# DIRECTIONS FOR THIS TASK
Lines that contain "monatliche" are to be copied from the material, every one of them.

# MATERIAL FOR THE TASK

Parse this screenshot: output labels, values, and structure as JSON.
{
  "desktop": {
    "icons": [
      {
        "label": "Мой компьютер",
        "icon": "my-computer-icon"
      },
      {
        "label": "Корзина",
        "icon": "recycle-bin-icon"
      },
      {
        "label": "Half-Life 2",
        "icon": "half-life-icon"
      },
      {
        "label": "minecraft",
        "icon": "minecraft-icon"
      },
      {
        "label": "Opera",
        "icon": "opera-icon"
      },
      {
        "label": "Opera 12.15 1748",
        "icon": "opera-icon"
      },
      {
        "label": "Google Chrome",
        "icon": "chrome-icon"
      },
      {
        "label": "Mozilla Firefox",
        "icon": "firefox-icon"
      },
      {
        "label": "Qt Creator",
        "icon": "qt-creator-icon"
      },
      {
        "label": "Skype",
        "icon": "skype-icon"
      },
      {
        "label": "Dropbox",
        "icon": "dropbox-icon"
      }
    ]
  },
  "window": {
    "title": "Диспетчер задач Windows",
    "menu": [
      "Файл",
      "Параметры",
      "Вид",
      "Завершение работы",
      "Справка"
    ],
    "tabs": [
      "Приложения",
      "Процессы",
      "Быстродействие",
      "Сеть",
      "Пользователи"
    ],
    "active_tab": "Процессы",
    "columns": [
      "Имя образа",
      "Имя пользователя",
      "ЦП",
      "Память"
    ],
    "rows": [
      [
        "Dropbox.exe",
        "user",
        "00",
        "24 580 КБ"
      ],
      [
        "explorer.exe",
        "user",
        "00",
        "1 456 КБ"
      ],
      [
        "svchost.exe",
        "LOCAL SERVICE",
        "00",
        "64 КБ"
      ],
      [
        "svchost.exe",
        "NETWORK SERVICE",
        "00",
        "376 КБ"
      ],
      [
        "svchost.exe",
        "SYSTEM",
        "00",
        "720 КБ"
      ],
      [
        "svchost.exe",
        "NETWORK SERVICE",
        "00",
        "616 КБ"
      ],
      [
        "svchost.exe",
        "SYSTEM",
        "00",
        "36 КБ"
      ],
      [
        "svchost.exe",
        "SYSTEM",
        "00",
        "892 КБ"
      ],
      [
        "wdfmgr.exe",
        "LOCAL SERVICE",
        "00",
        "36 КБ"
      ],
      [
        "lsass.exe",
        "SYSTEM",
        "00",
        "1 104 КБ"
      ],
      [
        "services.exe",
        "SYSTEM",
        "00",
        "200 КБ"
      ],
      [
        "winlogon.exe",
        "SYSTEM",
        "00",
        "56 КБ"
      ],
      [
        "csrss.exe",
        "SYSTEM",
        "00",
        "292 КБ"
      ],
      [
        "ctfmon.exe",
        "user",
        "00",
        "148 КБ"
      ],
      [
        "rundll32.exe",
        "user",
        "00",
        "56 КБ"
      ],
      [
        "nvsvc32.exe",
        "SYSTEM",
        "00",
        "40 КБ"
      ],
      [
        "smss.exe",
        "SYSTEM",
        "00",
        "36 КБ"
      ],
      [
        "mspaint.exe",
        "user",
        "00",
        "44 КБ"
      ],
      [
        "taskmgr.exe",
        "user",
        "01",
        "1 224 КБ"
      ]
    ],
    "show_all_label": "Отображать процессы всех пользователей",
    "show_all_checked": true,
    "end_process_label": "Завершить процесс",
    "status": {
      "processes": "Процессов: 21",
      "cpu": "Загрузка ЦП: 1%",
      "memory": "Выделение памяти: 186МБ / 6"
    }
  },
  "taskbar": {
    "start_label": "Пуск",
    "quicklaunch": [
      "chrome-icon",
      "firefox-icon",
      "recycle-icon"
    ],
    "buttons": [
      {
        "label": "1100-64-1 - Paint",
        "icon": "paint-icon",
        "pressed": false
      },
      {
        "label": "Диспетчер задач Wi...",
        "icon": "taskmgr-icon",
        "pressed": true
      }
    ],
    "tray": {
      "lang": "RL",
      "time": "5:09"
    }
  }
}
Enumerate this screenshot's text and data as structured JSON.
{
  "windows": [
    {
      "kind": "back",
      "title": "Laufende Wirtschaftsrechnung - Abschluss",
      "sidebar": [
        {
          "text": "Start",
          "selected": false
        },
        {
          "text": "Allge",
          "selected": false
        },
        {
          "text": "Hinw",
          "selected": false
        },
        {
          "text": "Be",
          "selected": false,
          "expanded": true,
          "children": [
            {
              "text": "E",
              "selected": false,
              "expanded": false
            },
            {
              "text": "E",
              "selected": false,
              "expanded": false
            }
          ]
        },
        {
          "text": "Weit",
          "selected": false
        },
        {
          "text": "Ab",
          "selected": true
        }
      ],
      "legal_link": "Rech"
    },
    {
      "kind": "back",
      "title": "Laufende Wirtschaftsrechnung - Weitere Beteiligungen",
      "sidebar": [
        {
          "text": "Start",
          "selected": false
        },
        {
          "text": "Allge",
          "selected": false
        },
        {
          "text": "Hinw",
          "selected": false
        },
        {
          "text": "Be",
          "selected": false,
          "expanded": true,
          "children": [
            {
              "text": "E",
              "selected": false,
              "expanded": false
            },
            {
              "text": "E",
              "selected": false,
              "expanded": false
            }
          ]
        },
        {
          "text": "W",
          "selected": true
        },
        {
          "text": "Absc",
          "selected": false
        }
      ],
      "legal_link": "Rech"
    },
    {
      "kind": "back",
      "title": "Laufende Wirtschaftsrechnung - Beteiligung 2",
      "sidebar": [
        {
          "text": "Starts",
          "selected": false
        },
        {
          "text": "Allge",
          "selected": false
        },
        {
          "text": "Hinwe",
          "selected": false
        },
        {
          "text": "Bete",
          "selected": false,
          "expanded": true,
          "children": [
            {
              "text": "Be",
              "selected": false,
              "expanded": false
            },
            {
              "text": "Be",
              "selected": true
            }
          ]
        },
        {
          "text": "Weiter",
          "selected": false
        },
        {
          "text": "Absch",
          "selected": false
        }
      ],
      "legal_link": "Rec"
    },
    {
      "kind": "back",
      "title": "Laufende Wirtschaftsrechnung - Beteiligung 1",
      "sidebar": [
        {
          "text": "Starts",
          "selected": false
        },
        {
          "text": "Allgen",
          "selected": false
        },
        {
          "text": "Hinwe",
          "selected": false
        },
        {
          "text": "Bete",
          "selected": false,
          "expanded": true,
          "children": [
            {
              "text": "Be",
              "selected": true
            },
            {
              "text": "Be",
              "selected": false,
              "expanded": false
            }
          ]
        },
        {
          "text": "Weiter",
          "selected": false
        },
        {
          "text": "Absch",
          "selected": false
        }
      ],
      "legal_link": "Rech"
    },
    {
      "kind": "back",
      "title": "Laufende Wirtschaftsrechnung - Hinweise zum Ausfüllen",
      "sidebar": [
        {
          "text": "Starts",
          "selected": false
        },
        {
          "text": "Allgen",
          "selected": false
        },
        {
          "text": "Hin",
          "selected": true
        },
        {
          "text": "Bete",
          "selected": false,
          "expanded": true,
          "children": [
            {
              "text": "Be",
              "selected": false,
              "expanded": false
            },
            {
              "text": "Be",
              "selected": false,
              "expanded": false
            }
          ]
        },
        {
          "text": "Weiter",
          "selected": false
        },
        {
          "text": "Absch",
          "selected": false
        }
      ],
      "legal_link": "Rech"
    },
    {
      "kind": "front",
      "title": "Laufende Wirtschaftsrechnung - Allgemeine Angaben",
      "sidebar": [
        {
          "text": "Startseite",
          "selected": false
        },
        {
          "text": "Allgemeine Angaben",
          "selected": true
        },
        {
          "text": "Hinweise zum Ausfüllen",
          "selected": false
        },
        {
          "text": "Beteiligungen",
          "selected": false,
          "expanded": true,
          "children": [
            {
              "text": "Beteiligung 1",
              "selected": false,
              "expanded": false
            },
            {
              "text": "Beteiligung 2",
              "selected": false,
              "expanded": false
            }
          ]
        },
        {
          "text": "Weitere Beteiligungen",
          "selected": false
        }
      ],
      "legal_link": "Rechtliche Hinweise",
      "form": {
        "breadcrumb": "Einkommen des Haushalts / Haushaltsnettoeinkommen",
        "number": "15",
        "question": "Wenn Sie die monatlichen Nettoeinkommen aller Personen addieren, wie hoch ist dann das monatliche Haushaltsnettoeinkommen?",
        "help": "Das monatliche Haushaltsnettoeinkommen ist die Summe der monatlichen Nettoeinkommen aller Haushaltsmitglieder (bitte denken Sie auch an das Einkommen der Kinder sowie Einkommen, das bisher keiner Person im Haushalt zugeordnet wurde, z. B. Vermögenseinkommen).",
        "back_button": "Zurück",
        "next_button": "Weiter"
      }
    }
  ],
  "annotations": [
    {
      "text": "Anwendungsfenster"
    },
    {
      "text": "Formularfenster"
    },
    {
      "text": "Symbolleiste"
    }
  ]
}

# WRITTEN SOLUTION
        "question": "Wenn Sie die monatlichen Nettoeinkommen aller Personen addieren, wie hoch ist dann das monatliche Haushaltsnettoeinkommen?",
        "help": "Das monatliche Haushaltsnettoeinkommen ist die Summe der monatlichen Nettoeinkommen aller Haushaltsmitglieder (bitte denken Sie auch an das Einkommen der Kinder sowie Einkommen, das bisher keiner Person im Haushalt zugeordnet wurde, z. B. Vermögenseinkommen).",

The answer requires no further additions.